> Supplied data
********
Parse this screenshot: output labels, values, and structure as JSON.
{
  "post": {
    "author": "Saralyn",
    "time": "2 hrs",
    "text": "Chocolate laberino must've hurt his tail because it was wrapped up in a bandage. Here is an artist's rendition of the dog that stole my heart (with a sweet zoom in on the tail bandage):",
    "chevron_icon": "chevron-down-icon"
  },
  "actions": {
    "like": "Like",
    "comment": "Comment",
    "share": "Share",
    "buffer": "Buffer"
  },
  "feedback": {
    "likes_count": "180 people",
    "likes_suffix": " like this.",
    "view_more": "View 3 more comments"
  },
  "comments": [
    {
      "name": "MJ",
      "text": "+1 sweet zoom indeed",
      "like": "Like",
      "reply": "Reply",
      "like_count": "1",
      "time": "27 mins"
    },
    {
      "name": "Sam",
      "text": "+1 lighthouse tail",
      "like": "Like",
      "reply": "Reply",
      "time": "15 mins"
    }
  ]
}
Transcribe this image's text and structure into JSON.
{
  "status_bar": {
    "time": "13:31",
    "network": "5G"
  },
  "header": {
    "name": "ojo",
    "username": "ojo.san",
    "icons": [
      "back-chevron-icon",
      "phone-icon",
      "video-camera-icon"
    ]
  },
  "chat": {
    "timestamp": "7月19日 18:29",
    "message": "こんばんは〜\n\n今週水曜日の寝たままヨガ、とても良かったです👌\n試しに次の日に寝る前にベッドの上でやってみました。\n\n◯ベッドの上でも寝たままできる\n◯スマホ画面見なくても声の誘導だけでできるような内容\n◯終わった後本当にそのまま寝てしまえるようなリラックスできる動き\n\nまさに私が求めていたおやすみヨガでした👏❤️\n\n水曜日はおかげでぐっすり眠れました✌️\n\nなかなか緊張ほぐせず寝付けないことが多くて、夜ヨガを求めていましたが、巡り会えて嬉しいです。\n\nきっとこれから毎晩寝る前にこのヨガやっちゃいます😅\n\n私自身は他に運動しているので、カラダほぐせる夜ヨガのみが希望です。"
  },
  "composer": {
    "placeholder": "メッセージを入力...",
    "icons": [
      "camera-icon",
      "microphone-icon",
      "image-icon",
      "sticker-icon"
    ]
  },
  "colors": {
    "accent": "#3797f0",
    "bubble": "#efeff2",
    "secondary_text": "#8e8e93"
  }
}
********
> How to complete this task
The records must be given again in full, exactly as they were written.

> Solution for this exercise
Parse this screenshot: output labels, values, and structure as JSON.
{
  "post": {
    "author": "Saralyn",
    "time": "2 hrs",
    "text": "Chocolate laberino must've hurt his tail because it was wrapped up in a bandage. Here is an artist's rendition of the dog that stole my heart (with a sweet zoom in on the tail bandage):",
    "chevron_icon": "chevron-down-icon"
  },
  "actions": {
    "like": "Like",
    "comment": "Comment",
    "share": "Share",
    "buffer": "Buffer"
  },
  "feedback": {
    "likes_count": "180 people",
    "likes_suffix": " like this.",
    "view_more": "View 3 more comments"
  },
  "comments": [
    {
      "name": "MJ",
      "text": "+1 sweet zoom indeed",
      "like": "Like",
      "reply": "Reply",
      "like_count": "1",
      "time": "27 mins"
    },
    {
      "name": "Sam",
      "text": "+1 lighthouse tail",
      "like": "Like",
      "reply": "Reply",
      "time": "15 mins"
    }
  ]
}
Transcribe this image's text and structure into JSON.
{
  "status_bar": {
    "time": "13:31",
    "network": "5G"
  },
  "header": {
    "name": "ojo",
    "username": "ojo.san",
    "icons": [
      "back-chevron-icon",
      "phone-icon",
      "video-camera-icon"
    ]
  },
  "chat": {
    "timestamp": "7月19日 18:29",
    "message": "こんばんは〜\n\n今週水曜日の寝たままヨガ、とても良かったです👌\n試しに次の日に寝る前にベッドの上でやってみました。\n\n◯ベッドの上でも寝たままできる\n◯スマホ画面見なくても声の誘導だけでできるような内容\n◯終わった後本当にそのまま寝てしまえるようなリラックスできる動き\n\nまさに私が求めていたおやすみヨガでした👏❤️\n\n水曜日はおかげでぐっすり眠れました✌️\n\nなかなか緊張ほぐせず寝付けないことが多くて、夜ヨガを求めていましたが、巡り会えて嬉しいです。\n\nきっとこれから毎晩寝る前にこのヨガやっちゃいます😅\n\n私自身は他に運動しているので、カラダほぐせる夜ヨガのみが希望です。"
  },
  "composer": {
    "placeholder": "メッセージを入力...",
    "icons": [
      "camera-icon",
      "microphone-icon",
      "image-icon",
      "sticker-icon"
    ]
  },
  "colors": {
    "accent": "#3797f0",
    "bubble": "#efeff2",
    "secondary_text": "#8e8e93"
  }
}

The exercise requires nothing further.